Full Citation

  • Title Greatest street party the city has ever seen
  • Author Johnson, Daniel
  • Publication Title The Daily Telegraph
  • Collection The Daily Telegraph
  • Date Saturday,  Nov. 11, 1989
  • Issue Number 41799
  • Page Number 3
  • Place of Publication London, England
  • Language English
  • Document Type Article
  • Publication Section News
  • Source Library Telegraph Media Group
  • Copyright Statement © Telegraph Media Group Limited.
Greatest street party the city has ever seen Picture*.: REUTEBS, ASSOCIATED PRESS, EPA ■ An East German uses all his strength to hammer away at the Berlin Wall Joy for two women bn reaching the West at a border crossing point in Berlin f) East German border guards look on as a digger goes to work on the Wall ~*w Two friends from either side of the border meet again at Helmstedt rail station EAST BERLIN By Daniel Johnson "WE'LL TAKE the Wall down, block by block, and sell it to the tourists. It's my birthday today; the best I've ever had," said Nora Van Riesen, 23, yesterday. She was one of the countless East Berliners who joined in the greatest street party Berlin has ever seen. It was the end of a nightmare that had lasted 28 years. It was the night when they let you drive, saunter, even dance through the Berlin Wall. It was the same story all along the German-German border: an epiphany unparallelled in postwar history. Nobody who watched through that night in Berlin will ever forget it. The Wall —the physical and psychological blockage which had formed the mental world of millions of Berliners on both sides — had suddenly become no more than an ugly monument to an even uglier but now no longer omnipotent regime.

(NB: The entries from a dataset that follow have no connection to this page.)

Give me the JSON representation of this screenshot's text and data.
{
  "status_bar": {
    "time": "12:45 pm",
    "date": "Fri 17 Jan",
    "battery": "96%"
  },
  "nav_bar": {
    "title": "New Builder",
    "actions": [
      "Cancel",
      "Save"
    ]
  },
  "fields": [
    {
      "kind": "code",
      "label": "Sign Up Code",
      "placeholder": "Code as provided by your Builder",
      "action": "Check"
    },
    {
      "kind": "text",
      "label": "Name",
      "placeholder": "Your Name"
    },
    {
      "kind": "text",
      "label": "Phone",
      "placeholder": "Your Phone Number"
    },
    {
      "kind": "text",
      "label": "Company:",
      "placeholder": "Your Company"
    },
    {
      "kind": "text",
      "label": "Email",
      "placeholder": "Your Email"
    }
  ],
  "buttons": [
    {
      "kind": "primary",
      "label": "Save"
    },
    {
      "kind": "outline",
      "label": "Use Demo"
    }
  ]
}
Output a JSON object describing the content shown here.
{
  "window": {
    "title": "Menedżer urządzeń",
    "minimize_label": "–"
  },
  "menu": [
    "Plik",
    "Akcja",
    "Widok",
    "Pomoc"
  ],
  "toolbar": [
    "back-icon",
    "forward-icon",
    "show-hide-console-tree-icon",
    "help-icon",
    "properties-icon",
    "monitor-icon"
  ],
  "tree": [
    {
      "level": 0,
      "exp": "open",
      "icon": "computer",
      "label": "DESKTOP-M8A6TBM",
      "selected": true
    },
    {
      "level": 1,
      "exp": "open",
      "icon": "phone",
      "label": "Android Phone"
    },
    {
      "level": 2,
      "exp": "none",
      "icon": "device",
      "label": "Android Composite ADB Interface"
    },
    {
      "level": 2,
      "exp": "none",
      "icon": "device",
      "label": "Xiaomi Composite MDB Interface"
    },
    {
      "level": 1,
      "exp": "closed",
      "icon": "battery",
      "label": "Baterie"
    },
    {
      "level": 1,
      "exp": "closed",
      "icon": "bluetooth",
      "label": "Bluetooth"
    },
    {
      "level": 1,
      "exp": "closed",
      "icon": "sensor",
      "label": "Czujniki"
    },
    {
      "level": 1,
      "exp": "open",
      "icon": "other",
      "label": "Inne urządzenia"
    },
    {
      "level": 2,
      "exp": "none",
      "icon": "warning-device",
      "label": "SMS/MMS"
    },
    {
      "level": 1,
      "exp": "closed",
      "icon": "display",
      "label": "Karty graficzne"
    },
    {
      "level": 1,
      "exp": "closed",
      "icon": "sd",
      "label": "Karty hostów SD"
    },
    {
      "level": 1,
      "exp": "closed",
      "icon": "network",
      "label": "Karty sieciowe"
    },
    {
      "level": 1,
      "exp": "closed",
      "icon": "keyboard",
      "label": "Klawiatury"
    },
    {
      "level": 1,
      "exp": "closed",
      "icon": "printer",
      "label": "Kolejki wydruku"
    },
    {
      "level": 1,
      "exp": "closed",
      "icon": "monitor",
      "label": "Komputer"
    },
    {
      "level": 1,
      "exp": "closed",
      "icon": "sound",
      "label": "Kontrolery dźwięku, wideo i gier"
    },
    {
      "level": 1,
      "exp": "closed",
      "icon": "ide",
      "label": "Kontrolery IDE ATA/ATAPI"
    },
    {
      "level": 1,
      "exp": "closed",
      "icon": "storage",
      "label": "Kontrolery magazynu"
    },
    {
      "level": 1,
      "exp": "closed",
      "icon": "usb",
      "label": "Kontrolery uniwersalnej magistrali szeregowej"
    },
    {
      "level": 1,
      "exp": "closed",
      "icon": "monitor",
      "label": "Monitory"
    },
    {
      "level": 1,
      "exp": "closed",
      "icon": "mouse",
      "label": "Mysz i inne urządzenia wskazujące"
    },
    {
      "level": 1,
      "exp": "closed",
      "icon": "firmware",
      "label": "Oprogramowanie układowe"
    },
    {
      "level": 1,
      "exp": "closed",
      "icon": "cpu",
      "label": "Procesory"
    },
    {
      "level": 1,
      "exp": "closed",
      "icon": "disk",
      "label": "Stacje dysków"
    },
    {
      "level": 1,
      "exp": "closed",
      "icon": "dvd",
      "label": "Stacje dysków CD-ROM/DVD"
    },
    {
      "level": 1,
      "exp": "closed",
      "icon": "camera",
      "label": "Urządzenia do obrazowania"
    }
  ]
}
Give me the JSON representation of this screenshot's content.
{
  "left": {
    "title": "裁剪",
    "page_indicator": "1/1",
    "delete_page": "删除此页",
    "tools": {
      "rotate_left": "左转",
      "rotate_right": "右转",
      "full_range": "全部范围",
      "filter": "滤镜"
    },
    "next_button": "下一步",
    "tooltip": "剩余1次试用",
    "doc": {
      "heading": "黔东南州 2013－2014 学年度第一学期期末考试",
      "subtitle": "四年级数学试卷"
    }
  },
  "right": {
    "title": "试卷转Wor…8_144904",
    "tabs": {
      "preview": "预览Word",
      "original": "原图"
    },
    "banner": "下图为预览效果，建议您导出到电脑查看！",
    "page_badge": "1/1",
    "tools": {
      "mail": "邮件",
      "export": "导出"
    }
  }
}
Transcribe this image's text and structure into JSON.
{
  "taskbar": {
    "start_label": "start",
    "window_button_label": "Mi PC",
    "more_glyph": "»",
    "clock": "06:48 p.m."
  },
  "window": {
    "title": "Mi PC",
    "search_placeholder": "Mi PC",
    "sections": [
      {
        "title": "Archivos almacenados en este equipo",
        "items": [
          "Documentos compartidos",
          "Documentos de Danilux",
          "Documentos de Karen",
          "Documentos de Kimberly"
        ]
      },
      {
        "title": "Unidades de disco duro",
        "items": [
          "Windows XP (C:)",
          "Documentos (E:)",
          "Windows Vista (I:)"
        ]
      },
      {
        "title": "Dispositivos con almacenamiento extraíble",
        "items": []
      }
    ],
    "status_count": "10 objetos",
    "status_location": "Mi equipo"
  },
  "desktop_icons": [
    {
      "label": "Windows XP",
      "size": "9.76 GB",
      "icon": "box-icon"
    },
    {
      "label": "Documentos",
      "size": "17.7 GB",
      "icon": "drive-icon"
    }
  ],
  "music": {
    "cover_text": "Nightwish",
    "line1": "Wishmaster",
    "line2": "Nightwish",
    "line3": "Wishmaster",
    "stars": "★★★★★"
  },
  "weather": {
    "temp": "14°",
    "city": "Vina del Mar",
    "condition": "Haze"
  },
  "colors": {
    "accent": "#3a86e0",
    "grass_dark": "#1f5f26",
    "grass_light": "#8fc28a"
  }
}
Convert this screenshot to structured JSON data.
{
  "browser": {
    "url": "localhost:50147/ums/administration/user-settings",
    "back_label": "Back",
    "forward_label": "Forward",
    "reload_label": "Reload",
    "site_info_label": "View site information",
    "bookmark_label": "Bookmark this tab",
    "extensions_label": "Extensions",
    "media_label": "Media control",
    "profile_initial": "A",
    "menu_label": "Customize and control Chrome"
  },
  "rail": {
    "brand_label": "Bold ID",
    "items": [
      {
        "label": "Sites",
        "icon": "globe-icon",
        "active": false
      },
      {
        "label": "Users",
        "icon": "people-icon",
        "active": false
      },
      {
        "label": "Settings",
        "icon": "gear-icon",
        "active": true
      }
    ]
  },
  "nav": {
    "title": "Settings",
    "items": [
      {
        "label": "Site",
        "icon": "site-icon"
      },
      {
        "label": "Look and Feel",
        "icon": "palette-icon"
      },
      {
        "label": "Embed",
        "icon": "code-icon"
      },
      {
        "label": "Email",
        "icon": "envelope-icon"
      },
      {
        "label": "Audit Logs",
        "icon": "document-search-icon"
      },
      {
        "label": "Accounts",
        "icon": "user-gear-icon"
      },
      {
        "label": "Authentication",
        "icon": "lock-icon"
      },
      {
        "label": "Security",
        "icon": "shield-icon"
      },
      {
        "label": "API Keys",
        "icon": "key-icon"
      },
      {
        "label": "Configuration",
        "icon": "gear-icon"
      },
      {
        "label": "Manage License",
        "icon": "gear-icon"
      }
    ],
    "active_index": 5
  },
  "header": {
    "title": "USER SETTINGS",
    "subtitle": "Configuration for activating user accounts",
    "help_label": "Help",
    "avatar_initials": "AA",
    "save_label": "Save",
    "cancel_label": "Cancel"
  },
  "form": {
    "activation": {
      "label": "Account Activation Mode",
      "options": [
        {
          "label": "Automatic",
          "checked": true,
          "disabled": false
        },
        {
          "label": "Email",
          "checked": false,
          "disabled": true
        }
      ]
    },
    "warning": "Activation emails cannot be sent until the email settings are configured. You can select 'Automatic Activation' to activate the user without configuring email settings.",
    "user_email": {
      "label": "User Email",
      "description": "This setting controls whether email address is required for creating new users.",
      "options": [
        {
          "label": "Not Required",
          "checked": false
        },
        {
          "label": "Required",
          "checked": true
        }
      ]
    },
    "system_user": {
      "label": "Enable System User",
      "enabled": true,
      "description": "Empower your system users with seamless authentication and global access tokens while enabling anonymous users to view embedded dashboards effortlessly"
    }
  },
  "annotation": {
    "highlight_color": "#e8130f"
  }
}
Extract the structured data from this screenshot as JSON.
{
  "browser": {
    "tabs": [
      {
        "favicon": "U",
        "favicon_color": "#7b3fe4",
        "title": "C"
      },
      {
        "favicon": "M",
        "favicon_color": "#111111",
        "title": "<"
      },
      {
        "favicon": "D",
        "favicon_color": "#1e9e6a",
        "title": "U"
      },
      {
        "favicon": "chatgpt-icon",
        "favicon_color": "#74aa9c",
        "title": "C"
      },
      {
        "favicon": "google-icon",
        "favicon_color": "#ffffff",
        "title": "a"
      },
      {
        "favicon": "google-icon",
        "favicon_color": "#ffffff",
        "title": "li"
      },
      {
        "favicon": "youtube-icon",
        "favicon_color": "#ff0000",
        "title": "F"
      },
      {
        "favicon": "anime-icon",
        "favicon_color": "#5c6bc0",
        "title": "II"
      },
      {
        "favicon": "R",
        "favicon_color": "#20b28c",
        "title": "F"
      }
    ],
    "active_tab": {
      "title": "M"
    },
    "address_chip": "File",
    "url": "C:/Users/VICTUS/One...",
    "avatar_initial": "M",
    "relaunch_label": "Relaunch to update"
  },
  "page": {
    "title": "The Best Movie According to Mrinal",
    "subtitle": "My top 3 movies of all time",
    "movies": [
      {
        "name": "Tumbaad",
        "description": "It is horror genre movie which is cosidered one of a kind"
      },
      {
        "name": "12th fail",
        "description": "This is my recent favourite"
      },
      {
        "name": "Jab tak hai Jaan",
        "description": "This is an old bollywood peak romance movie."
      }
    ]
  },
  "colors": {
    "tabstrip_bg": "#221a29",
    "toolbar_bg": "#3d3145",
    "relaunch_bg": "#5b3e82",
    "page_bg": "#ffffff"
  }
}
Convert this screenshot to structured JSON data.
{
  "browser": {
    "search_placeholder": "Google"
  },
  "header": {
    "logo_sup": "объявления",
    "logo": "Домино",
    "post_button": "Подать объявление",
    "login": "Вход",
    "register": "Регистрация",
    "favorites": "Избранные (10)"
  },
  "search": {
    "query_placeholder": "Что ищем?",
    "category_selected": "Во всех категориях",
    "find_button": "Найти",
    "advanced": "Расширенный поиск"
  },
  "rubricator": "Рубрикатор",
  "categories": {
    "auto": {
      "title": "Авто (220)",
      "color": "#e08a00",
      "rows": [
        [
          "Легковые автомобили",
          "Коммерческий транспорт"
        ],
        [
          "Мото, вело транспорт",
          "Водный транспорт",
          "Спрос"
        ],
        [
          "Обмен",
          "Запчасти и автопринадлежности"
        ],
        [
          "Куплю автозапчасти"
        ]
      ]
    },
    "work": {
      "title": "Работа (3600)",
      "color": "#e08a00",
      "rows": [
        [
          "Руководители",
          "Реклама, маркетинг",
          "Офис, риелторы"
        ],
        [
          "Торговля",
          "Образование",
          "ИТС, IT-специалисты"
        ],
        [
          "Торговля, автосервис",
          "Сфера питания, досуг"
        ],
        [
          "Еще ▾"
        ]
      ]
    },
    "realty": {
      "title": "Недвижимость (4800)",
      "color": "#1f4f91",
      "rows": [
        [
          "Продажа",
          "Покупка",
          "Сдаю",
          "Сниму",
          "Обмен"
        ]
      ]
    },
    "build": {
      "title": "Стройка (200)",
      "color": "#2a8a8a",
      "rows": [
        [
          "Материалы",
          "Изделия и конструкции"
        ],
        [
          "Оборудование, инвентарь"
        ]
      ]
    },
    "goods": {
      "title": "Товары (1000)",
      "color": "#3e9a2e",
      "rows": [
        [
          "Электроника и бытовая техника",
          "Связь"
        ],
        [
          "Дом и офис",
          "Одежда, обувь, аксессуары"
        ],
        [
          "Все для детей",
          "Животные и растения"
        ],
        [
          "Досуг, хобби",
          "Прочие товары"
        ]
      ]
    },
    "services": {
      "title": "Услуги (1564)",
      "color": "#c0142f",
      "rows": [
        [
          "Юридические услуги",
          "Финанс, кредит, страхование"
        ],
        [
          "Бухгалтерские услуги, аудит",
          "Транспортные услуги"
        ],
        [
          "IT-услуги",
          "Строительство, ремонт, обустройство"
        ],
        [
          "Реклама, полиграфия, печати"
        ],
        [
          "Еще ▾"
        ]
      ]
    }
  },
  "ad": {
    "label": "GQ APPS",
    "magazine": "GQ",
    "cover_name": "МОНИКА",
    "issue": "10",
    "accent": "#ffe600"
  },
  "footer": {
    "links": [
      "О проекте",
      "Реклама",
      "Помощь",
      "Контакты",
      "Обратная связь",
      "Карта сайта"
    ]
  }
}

For the older Berliners who could remember the days before the 1939-45 War, for whole generations who had never known such freedom, it meant more than they could express in words. Even for me, a foreigner who had lived in West Berlin 10 years ago, it was hard not to weep with joy. It took a few hours for the news to circulate. But by midnight. East Berlin was on the move. An hour later a large part of the capital's population was on the streets and they were crossing to the west in their thousands. Meanwhile, huge crowds of West Berliners were assembling to greet their guests and to venture over the border without visas, just for the fun of it. There had been nothing like it since John F Kennedy made his famous "Ich bin ein Berliner" speech soon after the Wall was built. It was a bright, cold moonlit night. On the streets, strangers embraced, people helped one another; the surly or frightened looks which Westerners once often received had been banished. A fair number of East Berliners were a little tipsy by this time, and those who could afford it waved bottles of Russian champagne; my companions made do with home-made wine. But the good humour was _ never marred by drunken violence. At the crossing-points, the guards were by now letting them through: reluctantly at first; later with the cheerful resignation of officials for whom the meaning of life had suddenly vanished. The East German government had intended to allow its people to cross with visas issued on the spot. As the night wore on, it became obvious that even this relaxation was not enough. If the government wanted people to come back, it would have to grant totally free access. But once it became clear that the guards were scarcely even checking identity cards, the numbers wanting to cross swelled still further. At the Invalidenstrasse check-point, the street was jammed by 1.30 am. Nobody could cross, and even one ofthe heroes of the hour, Herr Walter Momper, West Berlin's Governing Mayor, found it hard to persuade his ecstatic citizens to stand back and allow the Trabant cars, packed with East Berliners, to chug across the most hated border in the world. By early morning, the East German authorities had announced that unlimited travel without visas would end at 8 am. In practice, however, this was not done at many of the checkpoints. Though West Berliners were obliged to have day-visas again. East Berliners were being given six-month multipleentry visas or were simply waved through. Later yesterday morning, most of the revellers returned, exhausted and a little doubtful about whether it would last. The Volkskammer, the East German parliament, will meet on Monday to pass a more permanent travel law. But for the first time since the system began to break down in September, many East Germans felt they now had something worthwhile to go back for. As the first wave returned, new queues of less spontaneous travellers were massing at the check-points. Frau Barbel Bohley, an East German opposition leader, made another impassioned appeal to her countrymen not to abandon her with the task of democratisation still unfinished. "I am delighted that most of you are coming back," she said. But it was anybody's guess how many of the families who were packing their bags would decide to stay in the West.